(Dataset rows describing interfaces)
________________

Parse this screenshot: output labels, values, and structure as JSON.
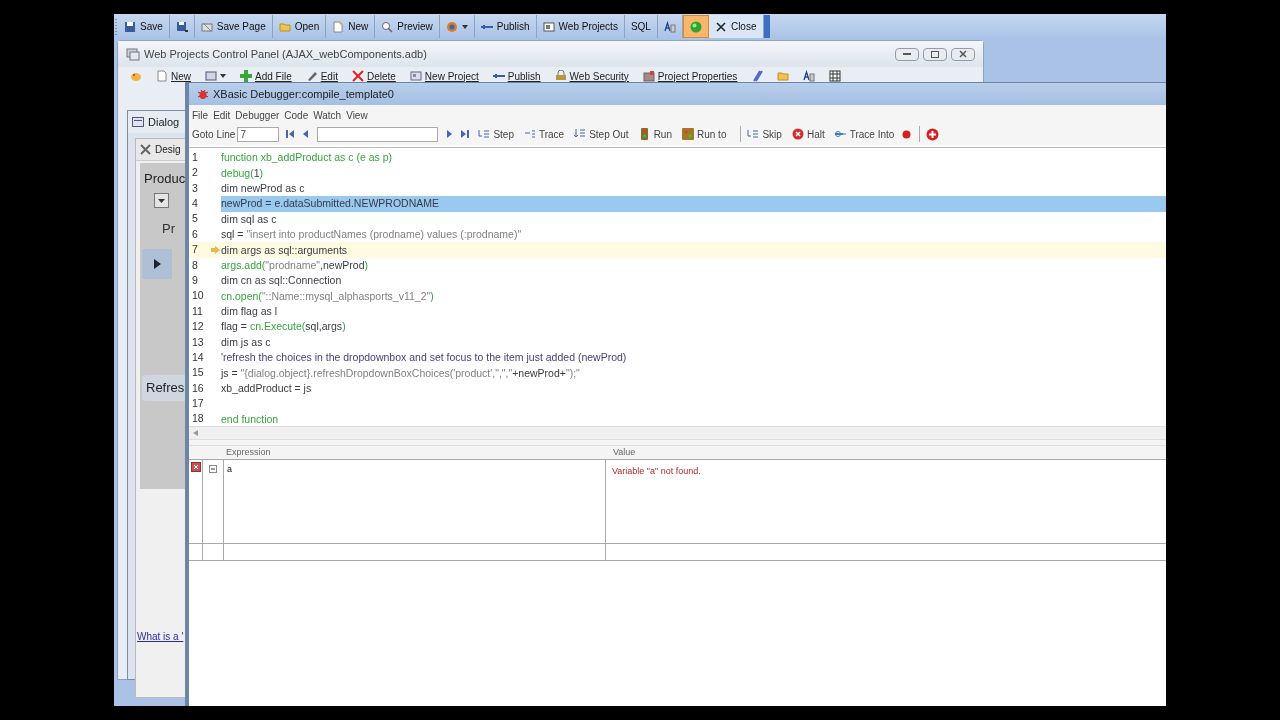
{
  "main_toolbar": {
    "items": [
      {
        "label": "Save",
        "on": false
      },
      {
        "on": false
      },
      {
        "label": "Save Page",
        "on": false
      },
      {
        "label": "Open",
        "on": false
      },
      {
        "label": "New",
        "on": false
      },
      {
        "label": "Preview",
        "on": false
      },
      {
        "on": false,
        "dropdown": true
      },
      {
        "label": "Publish",
        "on": false
      },
      {
        "label": "Web Projects",
        "on": false
      },
      {
        "label": "SQL",
        "on": false
      },
      {
        "on": false
      },
      {
        "on": true
      },
      {
        "label": "Close",
        "on": false
      }
    ]
  },
  "control_panel": {
    "title": "Web Projects Control Panel (AJAX_webComponents.adb)",
    "toolbar": [
      {
        "kind": "icon"
      },
      {
        "kind": "text",
        "label": "New"
      },
      {
        "kind": "icon",
        "dropdown": true
      },
      {
        "kind": "text",
        "label": "Add File"
      },
      {
        "kind": "text",
        "label": "Edit"
      },
      {
        "kind": "text",
        "label": "Delete"
      },
      {
        "kind": "text",
        "label": "New Project"
      },
      {
        "kind": "text",
        "label": "Publish"
      },
      {
        "kind": "text",
        "label": "Web Security"
      },
      {
        "kind": "text",
        "label": "Project Properties"
      },
      {
        "kind": "icon"
      },
      {
        "kind": "icon"
      },
      {
        "kind": "icon"
      },
      {
        "kind": "icon"
      }
    ]
  },
  "dialog": {
    "title": "Dialog",
    "tab": "Desig",
    "label_1": "Produc",
    "label_2": "Pr",
    "button": "Refres",
    "link": "What is a '"
  },
  "debugger": {
    "title": "XBasic Debugger:compile_template0",
    "menu": [
      "File",
      "Edit",
      "Debugger",
      "Code",
      "Watch",
      "View"
    ],
    "goto_label": "Goto Line",
    "goto_value": "7",
    "tools": [
      {
        "label": "Step"
      },
      {
        "label": "Trace"
      },
      {
        "label": "Step Out"
      },
      {
        "label": "Run"
      },
      {
        "label": "Run to"
      },
      {
        "label": "Skip"
      },
      {
        "label": "Halt"
      },
      {
        "label": "Trace Into"
      }
    ],
    "code": [
      {
        "number": "1",
        "selected": false,
        "current": false,
        "segments": [
          {
            "kind": "keyword",
            "text": "function xb_addProduct as c (e as p)"
          }
        ]
      },
      {
        "number": "2",
        "selected": false,
        "current": false,
        "segments": [
          {
            "kind": "keyword",
            "text": "debug("
          },
          {
            "kind": "plain",
            "text": "1"
          },
          {
            "kind": "keyword",
            "text": ")"
          }
        ]
      },
      {
        "number": "3",
        "selected": false,
        "current": false,
        "segments": [
          {
            "kind": "plain",
            "text": "dim newProd as c"
          }
        ]
      },
      {
        "number": "4",
        "selected": true,
        "current": false,
        "segments": [
          {
            "kind": "plain",
            "text": "newProd = e.dataSubmitted.NEWPRODNAME"
          }
        ]
      },
      {
        "number": "5",
        "selected": false,
        "current": false,
        "segments": [
          {
            "kind": "plain",
            "text": "dim sql as c"
          }
        ]
      },
      {
        "number": "6",
        "selected": false,
        "current": false,
        "segments": [
          {
            "kind": "plain",
            "text": "sql = "
          },
          {
            "kind": "string",
            "text": "\"insert into productNames (prodname) values (:prodname)\""
          }
        ]
      },
      {
        "number": "7",
        "selected": false,
        "current": true,
        "segments": [
          {
            "kind": "plain",
            "text": "dim args as sql::arguments"
          }
        ]
      },
      {
        "number": "8",
        "selected": false,
        "current": false,
        "segments": [
          {
            "kind": "keyword",
            "text": "args.add("
          },
          {
            "kind": "string",
            "text": "\"prodname\""
          },
          {
            "kind": "plain",
            "text": ",newProd"
          },
          {
            "kind": "keyword",
            "text": ")"
          }
        ]
      },
      {
        "number": "9",
        "selected": false,
        "current": false,
        "segments": [
          {
            "kind": "plain",
            "text": "dim cn as sql::Connection"
          }
        ]
      },
      {
        "number": "10",
        "selected": false,
        "current": false,
        "segments": [
          {
            "kind": "keyword",
            "text": "cn.open("
          },
          {
            "kind": "string",
            "text": "\"::Name::mysql_alphasports_v11_2\""
          },
          {
            "kind": "keyword",
            "text": ")"
          }
        ]
      },
      {
        "number": "11",
        "selected": false,
        "current": false,
        "segments": [
          {
            "kind": "plain",
            "text": "dim flag as l"
          }
        ]
      },
      {
        "number": "12",
        "selected": false,
        "current": false,
        "segments": [
          {
            "kind": "plain",
            "text": "flag = "
          },
          {
            "kind": "keyword",
            "text": "cn.Execute("
          },
          {
            "kind": "plain",
            "text": "sql,args"
          },
          {
            "kind": "keyword",
            "text": ")"
          }
        ]
      },
      {
        "number": "13",
        "selected": false,
        "current": false,
        "segments": [
          {
            "kind": "plain",
            "text": "dim js as c"
          }
        ]
      },
      {
        "number": "14",
        "selected": false,
        "current": false,
        "segments": [
          {
            "kind": "comment",
            "text": "'refresh the choices in the dropdownbox and set focus to the item just added (newProd)"
          }
        ]
      },
      {
        "number": "15",
        "selected": false,
        "current": false,
        "segments": [
          {
            "kind": "plain",
            "text": "js = "
          },
          {
            "kind": "string",
            "text": "\"{dialog.object}.refreshDropdownBoxChoices('product',\",\",\""
          },
          {
            "kind": "plain",
            "text": "+newProd+"
          },
          {
            "kind": "string",
            "text": "\");\""
          }
        ]
      },
      {
        "number": "16",
        "selected": false,
        "current": false,
        "segments": [
          {
            "kind": "plain",
            "text": "xb_addProduct = js"
          }
        ]
      },
      {
        "number": "17",
        "selected": false,
        "current": false
      },
      {
        "number": "18",
        "selected": false,
        "current": false,
        "segments": [
          {
            "kind": "keyword",
            "text": "end function"
          }
        ]
      }
    ],
    "watch": {
      "columns": [
        "Expression",
        "Value"
      ],
      "rows": [
        {
          "expression": "a",
          "value": "Variable \"a\" not found.",
          "error": true,
          "expanded": true
        }
      ]
    }
  }
}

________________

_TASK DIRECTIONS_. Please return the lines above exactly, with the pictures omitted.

_ANSWER SECTION_.
Parse this screenshot: output labels, values, and structure as JSON.
{
  "main_toolbar": {
    "items": [
      {
        "label": "Save",
        "on": false
      },
      {
        "on": false
      },
      {
        "label": "Save Page",
        "on": false
      },
      {
        "label": "Open",
        "on": false
      },
      {
        "label": "New",
        "on": false
      },
      {
        "label": "Preview",
        "on": false
      },
      {
        "on": false,
        "dropdown": true
      },
      {
        "label": "Publish",
        "on": false
      },
      {
        "label": "Web Projects",
        "on": false
      },
      {
        "label": "SQL",
        "on": false
      },
      {
        "on": false
      },
      {
        "on": true
      },
      {
        "label": "Close",
        "on": false
      }
    ]
  },
  "control_panel": {
    "title": "Web Projects Control Panel (AJAX_webComponents.adb)",
    "toolbar": [
      {
        "kind": "icon"
      },
      {
        "kind": "text",
        "label": "New"
      },
      {
        "kind": "icon",
        "dropdown": true
      },
      {
        "kind": "text",
        "label": "Add File"
      },
      {
        "kind": "text",
        "label": "Edit"
      },
      {
        "kind": "text",
        "label": "Delete"
      },
      {
        "kind": "text",
        "label": "New Project"
      },
      {
        "kind": "text",
        "label": "Publish"
      },
      {
        "kind": "text",
        "label": "Web Security"
      },
      {
        "kind": "text",
        "label": "Project Properties"
      },
      {
        "kind": "icon"
      },
      {
        "kind": "icon"
      },
      {
        "kind": "icon"
      },
      {
        "kind": "icon"
      }
    ]
  },
  "dialog": {
    "title": "Dialog",
    "tab": "Desig",
    "label_1": "Produc",
    "label_2": "Pr",
    "button": "Refres",
    "link": "What is a '"
  },
  "debugger": {
    "title": "XBasic Debugger:compile_template0",
    "menu": [
      "File",
      "Edit",
      "Debugger",
      "Code",
      "Watch",
      "View"
    ],
    "goto_label": "Goto Line",
    "goto_value": "7",
    "tools": [
      {
        "label": "Step"
      },
      {
        "label": "Trace"
      },
      {
        "label": "Step Out"
      },
      {
        "label": "Run"
      },
      {
        "label": "Run to"
      },
      {
        "label": "Skip"
      },
      {
        "label": "Halt"
      },
      {
        "label": "Trace Into"
      }
    ],
    "code": [
      {
        "number": "1",
        "selected": false,
        "current": false,
        "segments": [
          {
            "kind": "keyword",
            "text": "function xb_addProduct as c (e as p)"
          }
        ]
      },
      {
        "number": "2",
        "selected": false,
        "current": false,
        "segments": [
          {
            "kind": "keyword",
            "text": "debug("
          },
          {
            "kind": "plain",
            "text": "1"
          },
          {
            "kind": "keyword",
            "text": ")"
          }
        ]
      },
      {
        "number": "3",
        "selected": false,
        "current": false,
        "segments": [
          {
            "kind": "plain",
            "text": "dim newProd as c"
          }
        ]
      },
      {
        "number": "4",
        "selected": true,
        "current": false,
        "segments": [
          {
            "kind": "plain",
            "text": "newProd = e.dataSubmitted.NEWPRODNAME"
          }
        ]
      },
      {
        "number": "5",
        "selected": false,
        "current": false,
        "segments": [
          {
            "kind": "plain",
            "text": "dim sql as c"
          }
        ]
      },
      {
        "number": "6",
        "selected": false,
        "current": false,
        "segments": [
          {
            "kind": "plain",
            "text": "sql = "
          },
          {
            "kind": "string",
            "text": "\"insert into productNames (prodname) values (:prodname)\""
          }
        ]
      },
      {
        "number": "7",
        "selected": false,
        "current": true,
        "segments": [
          {
            "kind": "plain",
            "text": "dim args as sql::arguments"
          }
        ]
      },
      {
        "number": "8",
        "selected": false,
        "current": false,
        "segments": [
          {
            "kind": "keyword",
            "text": "args.add("
          },
          {
            "kind": "string",
            "text": "\"prodname\""
          },
          {
            "kind": "plain",
            "text": ",newProd"
          },
          {
            "kind": "keyword",
            "text": ")"
          }
        ]
      },
      {
        "number": "9",
        "selected": false,
        "current": false,
        "segments": [
          {
            "kind": "plain",
            "text": "dim cn as sql::Connection"
          }
        ]
      },
      {
        "number": "10",
        "selected": false,
        "current": false,
        "segments": [
          {
            "kind": "keyword",
            "text": "cn.open("
          },
          {
            "kind": "string",
            "text": "\"::Name::mysql_alphasports_v11_2\""
          },
          {
            "kind": "keyword",
            "text": ")"
          }
        ]
      },
      {
        "number": "11",
        "selected": false,
        "current": false,
        "segments": [
          {
            "kind": "plain",
            "text": "dim flag as l"
          }
        ]
      },
      {
        "number": "12",
        "selected": false,
        "current": false,
        "segments": [
          {
            "kind": "plain",
            "text": "flag = "
          },
          {
            "kind": "keyword",
            "text": "cn.Execute("
          },
          {
            "kind": "plain",
            "text": "sql,args"
          },
          {
            "kind": "keyword",
            "text": ")"
          }
        ]
      },
      {
        "number": "13",
        "selected": false,
        "current": false,
        "segments": [
          {
            "kind": "plain",
            "text": "dim js as c"
          }
        ]
      },
      {
        "number": "14",
        "selected": false,
        "current": false,
        "segments": [
          {
            "kind": "comment",
            "text": "'refresh the choices in the dropdownbox and set focus to the item just added (newProd)"
          }
        ]
      },
      {
        "number": "15",
        "selected": false,
        "current": false,
        "segments": [
          {
            "kind": "plain",
            "text": "js = "
          },
          {
            "kind": "string",
            "text": "\"{dialog.object}.refreshDropdownBoxChoices('product',\",\",\""
          },
          {
            "kind": "plain",
            "text": "+newProd+"
          },
          {
            "kind": "string",
            "text": "\");\""
          }
        ]
      },
      {
        "number": "16",
        "selected": false,
        "current": false,
        "segments": [
          {
            "kind": "plain",
            "text": "xb_addProduct = js"
          }
        ]
      },
      {
        "number": "17",
        "selected": false,
        "current": false
      },
      {
        "number": "18",
        "selected": false,
        "current": false,
        "segments": [
          {
            "kind": "keyword",
            "text": "end function"
          }
        ]
      }
    ],
    "watch": {
      "columns": [
        "Expression",
        "Value"
      ],
      "rows": [
        {
          "expression": "a",
          "value": "Variable \"a\" not found.",
          "error": true,
          "expanded": true
        }
      ]
    }
  }
}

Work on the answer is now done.